Every line of the data needs to be returned exactly.

BEGIN THE INPUT

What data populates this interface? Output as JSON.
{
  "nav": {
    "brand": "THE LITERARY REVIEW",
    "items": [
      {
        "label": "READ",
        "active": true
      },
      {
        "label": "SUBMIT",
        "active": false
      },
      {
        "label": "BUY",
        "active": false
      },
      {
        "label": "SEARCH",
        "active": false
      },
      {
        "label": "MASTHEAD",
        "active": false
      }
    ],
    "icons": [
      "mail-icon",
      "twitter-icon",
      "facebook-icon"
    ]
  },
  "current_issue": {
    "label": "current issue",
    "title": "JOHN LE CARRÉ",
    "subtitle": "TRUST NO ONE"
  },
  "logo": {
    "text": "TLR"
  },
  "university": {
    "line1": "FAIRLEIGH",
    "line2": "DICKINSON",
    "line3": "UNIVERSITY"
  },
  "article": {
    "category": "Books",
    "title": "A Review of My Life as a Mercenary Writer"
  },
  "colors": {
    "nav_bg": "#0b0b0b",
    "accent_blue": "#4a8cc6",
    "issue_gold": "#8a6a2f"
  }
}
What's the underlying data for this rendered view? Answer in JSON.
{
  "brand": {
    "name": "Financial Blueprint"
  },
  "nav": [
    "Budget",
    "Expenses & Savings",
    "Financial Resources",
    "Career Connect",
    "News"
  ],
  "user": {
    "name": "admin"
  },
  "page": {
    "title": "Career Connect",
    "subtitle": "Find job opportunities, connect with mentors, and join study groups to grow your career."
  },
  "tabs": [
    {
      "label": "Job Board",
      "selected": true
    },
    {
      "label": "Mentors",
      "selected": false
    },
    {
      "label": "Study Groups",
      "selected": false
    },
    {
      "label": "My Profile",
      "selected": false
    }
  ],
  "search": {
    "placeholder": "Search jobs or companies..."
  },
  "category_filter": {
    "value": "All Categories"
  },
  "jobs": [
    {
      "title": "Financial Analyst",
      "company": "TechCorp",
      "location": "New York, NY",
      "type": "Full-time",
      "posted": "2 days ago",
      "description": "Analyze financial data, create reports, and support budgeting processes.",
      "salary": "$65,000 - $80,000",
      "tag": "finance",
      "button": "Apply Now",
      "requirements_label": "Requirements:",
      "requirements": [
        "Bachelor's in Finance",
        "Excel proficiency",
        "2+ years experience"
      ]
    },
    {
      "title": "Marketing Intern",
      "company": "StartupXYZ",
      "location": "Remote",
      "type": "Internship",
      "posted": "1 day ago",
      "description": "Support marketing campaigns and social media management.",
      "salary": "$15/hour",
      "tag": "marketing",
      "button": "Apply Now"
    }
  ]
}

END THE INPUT

YOUR SOLUTION:
What data populates this interface? Output as JSON.
{
  "nav": {
    "brand": "THE LITERARY REVIEW",
    "items": [
      {
        "label": "READ",
        "active": true
      },
      {
        "label": "SUBMIT",
        "active": false
      },
      {
        "label": "BUY",
        "active": false
      },
      {
        "label": "SEARCH",
        "active": false
      },
      {
        "label": "MASTHEAD",
        "active": false
      }
    ],
    "icons": [
      "mail-icon",
      "twitter-icon",
      "facebook-icon"
    ]
  },
  "current_issue": {
    "label": "current issue",
    "title": "JOHN LE CARRÉ",
    "subtitle": "TRUST NO ONE"
  },
  "logo": {
    "text": "TLR"
  },
  "university": {
    "line1": "FAIRLEIGH",
    "line2": "DICKINSON",
    "line3": "UNIVERSITY"
  },
  "article": {
    "category": "Books",
    "title": "A Review of My Life as a Mercenary Writer"
  },
  "colors": {
    "nav_bg": "#0b0b0b",
    "accent_blue": "#4a8cc6",
    "issue_gold": "#8a6a2f"
  }
}
What's the underlying data for this rendered view? Answer in JSON.
{
  "brand": {
    "name": "Financial Blueprint"
  },
  "nav": [
    "Budget",
    "Expenses & Savings",
    "Financial Resources",
    "Career Connect",
    "News"
  ],
  "user": {
    "name": "admin"
  },
  "page": {
    "title": "Career Connect",
    "subtitle": "Find job opportunities, connect with mentors, and join study groups to grow your career."
  },
  "tabs": [
    {
      "label": "Job Board",
      "selected": true
    },
    {
      "label": "Mentors",
      "selected": false
    },
    {
      "label": "Study Groups",
      "selected": false
    },
    {
      "label": "My Profile",
      "selected": false
    }
  ],
  "search": {
    "placeholder": "Search jobs or companies..."
  },
  "category_filter": {
    "value": "All Categories"
  },
  "jobs": [
    {
      "title": "Financial Analyst",
      "company": "TechCorp",
      "location": "New York, NY",
      "type": "Full-time",
      "posted": "2 days ago",
      "description": "Analyze financial data, create reports, and support budgeting processes.",
      "salary": "$65,000 - $80,000",
      "tag": "finance",
      "button": "Apply Now",
      "requirements_label": "Requirements:",
      "requirements": [
        "Bachelor's in Finance",
        "Excel proficiency",
        "2+ years experience"
      ]
    },
    {
      "title": "Marketing Intern",
      "company": "StartupXYZ",
      "location": "Remote",
      "type": "Internship",
      "posted": "1 day ago",
      "description": "Support marketing campaigns and social media management.",
      "salary": "$15/hour",
      "tag": "marketing",
      "button": "Apply Now"
    }
  ]
}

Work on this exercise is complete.